Records for the task
# # # # # # #

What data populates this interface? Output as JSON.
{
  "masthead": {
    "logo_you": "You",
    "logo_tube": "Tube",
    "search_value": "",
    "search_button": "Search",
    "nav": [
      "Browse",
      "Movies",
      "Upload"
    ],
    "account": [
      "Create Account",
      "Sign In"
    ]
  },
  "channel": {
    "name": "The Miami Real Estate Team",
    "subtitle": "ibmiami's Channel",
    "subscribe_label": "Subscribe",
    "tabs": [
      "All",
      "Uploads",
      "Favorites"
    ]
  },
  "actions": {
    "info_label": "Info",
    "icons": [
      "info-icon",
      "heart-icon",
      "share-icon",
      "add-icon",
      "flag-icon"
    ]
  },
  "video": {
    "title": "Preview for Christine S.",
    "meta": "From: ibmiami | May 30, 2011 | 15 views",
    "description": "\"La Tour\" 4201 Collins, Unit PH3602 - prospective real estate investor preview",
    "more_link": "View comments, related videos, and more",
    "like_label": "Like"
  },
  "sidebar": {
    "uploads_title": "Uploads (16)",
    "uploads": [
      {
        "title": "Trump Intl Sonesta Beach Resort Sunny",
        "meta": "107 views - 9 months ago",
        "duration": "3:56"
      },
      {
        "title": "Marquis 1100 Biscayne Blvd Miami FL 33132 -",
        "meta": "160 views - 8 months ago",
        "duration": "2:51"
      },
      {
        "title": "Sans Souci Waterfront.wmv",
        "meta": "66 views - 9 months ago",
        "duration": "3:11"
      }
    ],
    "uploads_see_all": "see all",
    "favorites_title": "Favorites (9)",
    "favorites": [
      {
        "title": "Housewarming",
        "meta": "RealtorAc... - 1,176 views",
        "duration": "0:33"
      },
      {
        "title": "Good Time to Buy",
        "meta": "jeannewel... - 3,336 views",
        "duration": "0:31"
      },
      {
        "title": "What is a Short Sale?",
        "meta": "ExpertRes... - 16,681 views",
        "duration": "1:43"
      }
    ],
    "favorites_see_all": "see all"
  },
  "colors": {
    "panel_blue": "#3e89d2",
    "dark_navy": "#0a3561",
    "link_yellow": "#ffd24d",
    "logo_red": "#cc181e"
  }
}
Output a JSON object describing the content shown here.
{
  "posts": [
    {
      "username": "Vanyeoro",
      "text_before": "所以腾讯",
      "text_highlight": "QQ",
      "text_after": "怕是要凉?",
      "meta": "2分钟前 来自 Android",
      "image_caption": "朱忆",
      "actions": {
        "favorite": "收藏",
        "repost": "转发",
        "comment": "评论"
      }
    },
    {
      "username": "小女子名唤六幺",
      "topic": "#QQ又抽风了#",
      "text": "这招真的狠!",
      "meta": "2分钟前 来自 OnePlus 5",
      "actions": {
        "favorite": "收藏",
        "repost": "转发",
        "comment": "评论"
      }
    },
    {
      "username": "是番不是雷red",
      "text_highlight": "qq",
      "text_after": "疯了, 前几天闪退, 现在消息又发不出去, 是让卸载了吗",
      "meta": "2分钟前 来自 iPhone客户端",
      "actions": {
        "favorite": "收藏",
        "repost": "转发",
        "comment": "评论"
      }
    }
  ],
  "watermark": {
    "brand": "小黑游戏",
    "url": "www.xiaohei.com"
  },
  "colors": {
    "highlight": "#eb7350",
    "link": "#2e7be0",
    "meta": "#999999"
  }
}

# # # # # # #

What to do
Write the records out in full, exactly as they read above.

Written solution
What data populates this interface? Output as JSON.
{
  "masthead": {
    "logo_you": "You",
    "logo_tube": "Tube",
    "search_value": "",
    "search_button": "Search",
    "nav": [
      "Browse",
      "Movies",
      "Upload"
    ],
    "account": [
      "Create Account",
      "Sign In"
    ]
  },
  "channel": {
    "name": "The Miami Real Estate Team",
    "subtitle": "ibmiami's Channel",
    "subscribe_label": "Subscribe",
    "tabs": [
      "All",
      "Uploads",
      "Favorites"
    ]
  },
  "actions": {
    "info_label": "Info",
    "icons": [
      "info-icon",
      "heart-icon",
      "share-icon",
      "add-icon",
      "flag-icon"
    ]
  },
  "video": {
    "title": "Preview for Christine S.",
    "meta": "From: ibmiami | May 30, 2011 | 15 views",
    "description": "\"La Tour\" 4201 Collins, Unit PH3602 - prospective real estate investor preview",
    "more_link": "View comments, related videos, and more",
    "like_label": "Like"
  },
  "sidebar": {
    "uploads_title": "Uploads (16)",
    "uploads": [
      {
        "title": "Trump Intl Sonesta Beach Resort Sunny",
        "meta": "107 views - 9 months ago",
        "duration": "3:56"
      },
      {
        "title": "Marquis 1100 Biscayne Blvd Miami FL 33132 -",
        "meta": "160 views - 8 months ago",
        "duration": "2:51"
      },
      {
        "title": "Sans Souci Waterfront.wmv",
        "meta": "66 views - 9 months ago",
        "duration": "3:11"
      }
    ],
    "uploads_see_all": "see all",
    "favorites_title": "Favorites (9)",
    "favorites": [
      {
        "title": "Housewarming",
        "meta": "RealtorAc... - 1,176 views",
        "duration": "0:33"
      },
      {
        "title": "Good Time to Buy",
        "meta": "jeannewel... - 3,336 views",
        "duration": "0:31"
      },
      {
        "title": "What is a Short Sale?",
        "meta": "ExpertRes... - 16,681 views",
        "duration": "1:43"
      }
    ],
    "favorites_see_all": "see all"
  },
  "colors": {
    "panel_blue": "#3e89d2",
    "dark_navy": "#0a3561",
    "link_yellow": "#ffd24d",
    "logo_red": "#cc181e"
  }
}
Output a JSON object describing the content shown here.
{
  "posts": [
    {
      "username": "Vanyeoro",
      "text_before": "所以腾讯",
      "text_highlight": "QQ",
      "text_after": "怕是要凉?",
      "meta": "2分钟前 来自 Android",
      "image_caption": "朱忆",
      "actions": {
        "favorite": "收藏",
        "repost": "转发",
        "comment": "评论"
      }
    },
    {
      "username": "小女子名唤六幺",
      "topic": "#QQ又抽风了#",
      "text": "这招真的狠!",
      "meta": "2分钟前 来自 OnePlus 5",
      "actions": {
        "favorite": "收藏",
        "repost": "转发",
        "comment": "评论"
      }
    },
    {
      "username": "是番不是雷red",
      "text_highlight": "qq",
      "text_after": "疯了, 前几天闪退, 现在消息又发不出去, 是让卸载了吗",
      "meta": "2分钟前 来自 iPhone客户端",
      "actions": {
        "favorite": "收藏",
        "repost": "转发",
        "comment": "评论"
      }
    }
  ],
  "watermark": {
    "brand": "小黑游戏",
    "url": "www.xiaohei.com"
  },
  "colors": {
    "highlight": "#eb7350",
    "link": "#2e7be0",
    "meta": "#999999"
  }
}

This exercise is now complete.